Volume 805: debated on Wednesday 9 September 2020

Motion to Approve

Moved by

That the draft Regulations laid before the House on 21 April be approved.

Relevant documents: special attention drawn to the instrument by the Secondary Legislation Scrutiny Committee, 13th Report. Considered in Grand Committee on 2 September.

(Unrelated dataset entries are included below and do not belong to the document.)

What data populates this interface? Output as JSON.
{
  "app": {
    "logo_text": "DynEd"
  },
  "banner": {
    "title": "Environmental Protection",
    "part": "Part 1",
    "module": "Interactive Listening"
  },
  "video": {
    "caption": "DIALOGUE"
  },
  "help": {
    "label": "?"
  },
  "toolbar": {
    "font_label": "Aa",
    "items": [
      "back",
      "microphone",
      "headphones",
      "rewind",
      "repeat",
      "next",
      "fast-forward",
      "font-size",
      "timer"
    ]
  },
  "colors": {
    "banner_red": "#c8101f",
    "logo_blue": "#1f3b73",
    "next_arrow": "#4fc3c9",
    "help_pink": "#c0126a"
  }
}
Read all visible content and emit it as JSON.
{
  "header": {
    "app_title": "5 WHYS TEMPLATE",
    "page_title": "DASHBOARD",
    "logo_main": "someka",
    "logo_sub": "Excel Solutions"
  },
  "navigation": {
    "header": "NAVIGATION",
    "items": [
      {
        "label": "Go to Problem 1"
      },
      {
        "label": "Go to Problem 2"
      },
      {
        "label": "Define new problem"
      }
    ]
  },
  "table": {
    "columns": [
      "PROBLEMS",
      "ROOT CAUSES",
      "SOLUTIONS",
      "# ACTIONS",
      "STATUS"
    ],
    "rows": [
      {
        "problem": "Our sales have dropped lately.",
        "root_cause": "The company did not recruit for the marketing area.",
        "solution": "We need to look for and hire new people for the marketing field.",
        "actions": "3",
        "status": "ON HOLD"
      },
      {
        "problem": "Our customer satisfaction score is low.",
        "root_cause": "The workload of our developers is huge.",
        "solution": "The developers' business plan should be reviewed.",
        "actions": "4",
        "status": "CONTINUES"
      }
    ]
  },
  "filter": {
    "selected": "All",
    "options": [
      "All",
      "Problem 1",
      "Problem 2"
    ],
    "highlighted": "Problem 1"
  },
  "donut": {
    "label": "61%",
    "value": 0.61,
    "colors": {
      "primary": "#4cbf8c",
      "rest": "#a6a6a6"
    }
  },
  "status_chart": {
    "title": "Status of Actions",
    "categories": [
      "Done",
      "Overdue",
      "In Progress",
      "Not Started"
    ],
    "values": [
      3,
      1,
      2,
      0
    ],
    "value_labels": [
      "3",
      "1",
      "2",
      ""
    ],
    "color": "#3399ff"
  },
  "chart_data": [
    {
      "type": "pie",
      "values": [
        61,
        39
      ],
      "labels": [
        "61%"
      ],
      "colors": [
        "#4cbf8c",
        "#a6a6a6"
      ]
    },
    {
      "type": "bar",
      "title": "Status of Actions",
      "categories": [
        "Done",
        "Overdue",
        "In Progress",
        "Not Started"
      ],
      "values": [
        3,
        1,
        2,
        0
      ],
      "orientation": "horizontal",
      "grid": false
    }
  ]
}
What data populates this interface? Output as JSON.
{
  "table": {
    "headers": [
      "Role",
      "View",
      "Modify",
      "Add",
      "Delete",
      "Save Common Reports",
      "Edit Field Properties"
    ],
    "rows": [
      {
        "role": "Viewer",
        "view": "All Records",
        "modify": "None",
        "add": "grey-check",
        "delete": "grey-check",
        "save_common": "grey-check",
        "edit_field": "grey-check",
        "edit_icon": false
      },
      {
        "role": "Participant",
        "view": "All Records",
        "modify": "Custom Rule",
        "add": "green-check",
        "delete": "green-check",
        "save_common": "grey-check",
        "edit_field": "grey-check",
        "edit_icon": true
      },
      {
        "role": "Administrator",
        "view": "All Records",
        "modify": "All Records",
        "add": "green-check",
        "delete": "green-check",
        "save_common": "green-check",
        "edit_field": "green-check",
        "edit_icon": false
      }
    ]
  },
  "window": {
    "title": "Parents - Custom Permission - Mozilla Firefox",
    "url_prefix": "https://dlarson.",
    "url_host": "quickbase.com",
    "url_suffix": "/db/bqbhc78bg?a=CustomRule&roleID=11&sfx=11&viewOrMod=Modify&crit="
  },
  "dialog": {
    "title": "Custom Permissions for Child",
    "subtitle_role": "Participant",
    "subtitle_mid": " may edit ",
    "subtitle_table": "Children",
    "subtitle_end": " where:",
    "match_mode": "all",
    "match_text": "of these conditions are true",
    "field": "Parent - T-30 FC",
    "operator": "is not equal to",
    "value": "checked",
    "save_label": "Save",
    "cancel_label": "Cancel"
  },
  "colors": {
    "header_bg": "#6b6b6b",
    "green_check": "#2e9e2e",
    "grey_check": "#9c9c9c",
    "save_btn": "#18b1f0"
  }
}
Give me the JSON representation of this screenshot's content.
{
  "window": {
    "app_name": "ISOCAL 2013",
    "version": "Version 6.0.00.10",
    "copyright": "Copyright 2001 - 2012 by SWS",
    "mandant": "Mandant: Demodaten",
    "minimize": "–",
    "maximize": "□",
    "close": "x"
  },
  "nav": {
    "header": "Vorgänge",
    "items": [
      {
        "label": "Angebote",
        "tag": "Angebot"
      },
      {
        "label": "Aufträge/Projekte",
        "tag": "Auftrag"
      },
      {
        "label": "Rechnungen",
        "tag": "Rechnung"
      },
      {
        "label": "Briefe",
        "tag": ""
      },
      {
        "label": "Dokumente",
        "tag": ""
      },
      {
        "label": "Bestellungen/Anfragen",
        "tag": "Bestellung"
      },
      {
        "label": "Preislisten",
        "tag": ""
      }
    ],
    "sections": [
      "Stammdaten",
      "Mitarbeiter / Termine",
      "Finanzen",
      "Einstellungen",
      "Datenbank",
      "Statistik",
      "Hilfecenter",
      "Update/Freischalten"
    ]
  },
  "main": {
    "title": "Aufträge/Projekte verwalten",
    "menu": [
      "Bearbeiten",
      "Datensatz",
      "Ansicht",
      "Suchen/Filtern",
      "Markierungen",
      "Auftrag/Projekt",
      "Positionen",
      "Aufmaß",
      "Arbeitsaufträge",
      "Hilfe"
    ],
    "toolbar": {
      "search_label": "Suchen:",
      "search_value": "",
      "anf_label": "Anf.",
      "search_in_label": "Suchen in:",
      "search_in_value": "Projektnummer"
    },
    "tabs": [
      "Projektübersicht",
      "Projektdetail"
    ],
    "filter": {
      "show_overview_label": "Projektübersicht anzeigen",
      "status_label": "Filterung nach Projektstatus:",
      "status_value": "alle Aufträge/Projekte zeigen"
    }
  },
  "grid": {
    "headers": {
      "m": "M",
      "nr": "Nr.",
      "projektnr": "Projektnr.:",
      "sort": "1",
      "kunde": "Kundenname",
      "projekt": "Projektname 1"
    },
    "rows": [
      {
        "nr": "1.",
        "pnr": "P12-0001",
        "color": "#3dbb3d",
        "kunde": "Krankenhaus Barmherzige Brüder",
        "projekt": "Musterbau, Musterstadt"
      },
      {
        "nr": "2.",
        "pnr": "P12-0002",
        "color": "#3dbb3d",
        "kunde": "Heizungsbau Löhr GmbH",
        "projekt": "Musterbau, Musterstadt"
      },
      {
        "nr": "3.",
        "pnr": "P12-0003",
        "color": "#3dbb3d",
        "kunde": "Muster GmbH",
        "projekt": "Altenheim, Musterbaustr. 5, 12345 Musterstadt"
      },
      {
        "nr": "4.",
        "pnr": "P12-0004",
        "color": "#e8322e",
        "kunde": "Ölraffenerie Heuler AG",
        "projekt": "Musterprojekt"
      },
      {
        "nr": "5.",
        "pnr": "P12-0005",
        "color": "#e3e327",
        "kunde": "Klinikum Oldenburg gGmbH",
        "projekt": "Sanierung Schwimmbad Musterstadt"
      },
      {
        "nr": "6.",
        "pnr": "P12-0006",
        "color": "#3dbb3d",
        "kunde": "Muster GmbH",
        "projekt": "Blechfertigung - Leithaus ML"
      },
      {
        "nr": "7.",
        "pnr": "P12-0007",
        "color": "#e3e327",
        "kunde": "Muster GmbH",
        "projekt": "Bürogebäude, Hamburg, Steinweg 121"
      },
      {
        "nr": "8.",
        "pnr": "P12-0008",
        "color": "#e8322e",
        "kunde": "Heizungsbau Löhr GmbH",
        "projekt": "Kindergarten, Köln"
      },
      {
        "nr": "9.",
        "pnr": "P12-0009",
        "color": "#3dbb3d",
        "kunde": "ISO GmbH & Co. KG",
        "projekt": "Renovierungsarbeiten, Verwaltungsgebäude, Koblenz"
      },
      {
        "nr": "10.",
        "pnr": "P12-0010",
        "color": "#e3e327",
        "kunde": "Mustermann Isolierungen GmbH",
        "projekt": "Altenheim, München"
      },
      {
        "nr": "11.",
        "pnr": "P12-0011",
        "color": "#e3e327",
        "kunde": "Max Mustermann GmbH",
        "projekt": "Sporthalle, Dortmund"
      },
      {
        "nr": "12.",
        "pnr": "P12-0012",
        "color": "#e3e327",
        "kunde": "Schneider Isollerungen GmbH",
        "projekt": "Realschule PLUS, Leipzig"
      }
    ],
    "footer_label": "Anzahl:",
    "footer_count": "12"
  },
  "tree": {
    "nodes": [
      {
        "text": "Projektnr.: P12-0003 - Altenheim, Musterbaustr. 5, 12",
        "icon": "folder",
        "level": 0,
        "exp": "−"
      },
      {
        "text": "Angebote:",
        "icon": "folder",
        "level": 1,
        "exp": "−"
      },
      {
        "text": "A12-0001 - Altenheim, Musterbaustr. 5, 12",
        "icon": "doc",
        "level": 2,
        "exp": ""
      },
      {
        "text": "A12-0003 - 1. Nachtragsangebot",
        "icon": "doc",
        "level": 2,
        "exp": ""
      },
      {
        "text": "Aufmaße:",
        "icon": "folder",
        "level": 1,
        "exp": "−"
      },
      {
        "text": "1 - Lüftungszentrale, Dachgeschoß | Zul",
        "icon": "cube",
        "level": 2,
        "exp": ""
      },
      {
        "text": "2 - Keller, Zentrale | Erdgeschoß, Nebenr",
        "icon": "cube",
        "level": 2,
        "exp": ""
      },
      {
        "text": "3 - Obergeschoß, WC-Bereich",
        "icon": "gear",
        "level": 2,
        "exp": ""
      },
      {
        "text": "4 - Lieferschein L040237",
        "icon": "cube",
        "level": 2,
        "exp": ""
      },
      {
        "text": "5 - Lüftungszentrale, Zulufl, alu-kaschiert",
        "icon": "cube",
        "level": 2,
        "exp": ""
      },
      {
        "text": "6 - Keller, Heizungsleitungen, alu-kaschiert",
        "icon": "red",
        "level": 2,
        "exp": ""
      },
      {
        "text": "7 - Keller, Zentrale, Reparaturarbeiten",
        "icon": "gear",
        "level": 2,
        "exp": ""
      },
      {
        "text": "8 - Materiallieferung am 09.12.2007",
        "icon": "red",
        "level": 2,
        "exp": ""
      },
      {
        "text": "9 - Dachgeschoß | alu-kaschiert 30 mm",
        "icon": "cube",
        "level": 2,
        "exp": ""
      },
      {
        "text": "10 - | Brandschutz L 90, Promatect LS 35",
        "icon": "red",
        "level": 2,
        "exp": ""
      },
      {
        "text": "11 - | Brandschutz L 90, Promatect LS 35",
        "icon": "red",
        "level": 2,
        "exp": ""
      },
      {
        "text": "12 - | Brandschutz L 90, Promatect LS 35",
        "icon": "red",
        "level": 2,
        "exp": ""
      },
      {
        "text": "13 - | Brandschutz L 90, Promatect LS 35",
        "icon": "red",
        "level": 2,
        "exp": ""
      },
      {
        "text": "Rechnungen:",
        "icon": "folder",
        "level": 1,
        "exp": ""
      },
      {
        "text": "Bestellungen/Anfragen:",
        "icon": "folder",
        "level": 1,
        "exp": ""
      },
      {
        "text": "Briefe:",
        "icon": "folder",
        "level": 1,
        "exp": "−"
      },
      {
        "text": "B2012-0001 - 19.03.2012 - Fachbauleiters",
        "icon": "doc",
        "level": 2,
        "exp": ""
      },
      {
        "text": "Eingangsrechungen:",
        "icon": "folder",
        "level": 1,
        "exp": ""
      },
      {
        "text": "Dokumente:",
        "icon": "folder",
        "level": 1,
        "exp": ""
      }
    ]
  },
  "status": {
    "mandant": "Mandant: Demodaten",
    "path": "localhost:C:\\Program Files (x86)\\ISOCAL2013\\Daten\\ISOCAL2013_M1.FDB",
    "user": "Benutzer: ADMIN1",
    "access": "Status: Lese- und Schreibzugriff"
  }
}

My Lords, these regulations add more public authorities to the list of those who can access sensitive personal information in the form of communications data, such as itemised telephone bills. So sensitive is the issue that Parliament decided that additions to the list of public authorities had to be approved by the super-affirmative procedure. When these regulations were debated last week in Grand Committee, we were told that the Home Office had agreed to the addition of those public authorities on the basis of detailed business cases submitted to it by the public authorities concerned, which Members of this House have been unable, until 12.30 pm today, to see. The Minister agreed that it was not possible for this House to properly scrutinise the decisions of the Home Office without seeing the business cases, and that the business cases had not been published as they contained sensitive information, but said that she would arrange for Members to scrutinise the business cases in a private meeting.

This morning, when I saw that these regulations were due to be approved by the House, I inquired of the Minister’s office why we had not been offered a private meeting to examine the business cases. As a result of my inquiry I was emailed, at 12.06 pm this afternoon, and invited to view the business cases at 12.30. There are five business cases, and from memory, I think the Minister said that they were “lengthy”. I do not think it reasonable to expect Members of this House to scrutinise five business cases, which apparently justify giving the five additional public authorities access to sensitive personal data, in the 45 minutes between the offer being made to view them and the regulations being approved on the Floor of the House. Call me old-fashioned, but I believe that this House should be given the opportunity to scrutinise regulations properly before it approves them, rather than afterwards.

I understand the point made by the noble Lord, Lord Paddick. A private meeting before this SI is approved would certainly have enabled him and others to form a view on whether they agreed with the SI in the light of the business cases they had seen for adding these further public authorities to the list. I listened with interest to the Minister and, as I understand it, that opportunity has not been made available until the last few minutes, almost literally. I wait with interest to hear what she has to say on the points that he made.

I acknowledge the points of both the noble Lords, Lord Rosser and Lord Paddick. I did indeed say that I would set aside some time for a private meeting so that noble Lords could look at the business cases. I have those business cases with me and will arrange that meeting. It probably would have been preferable to have had it before proposing the statutory instrument. I continue to give my word that that meeting will be arranged. Obviously, it would now be preferable to have it sooner rather than later, and I will make that time available.

Motion agreed.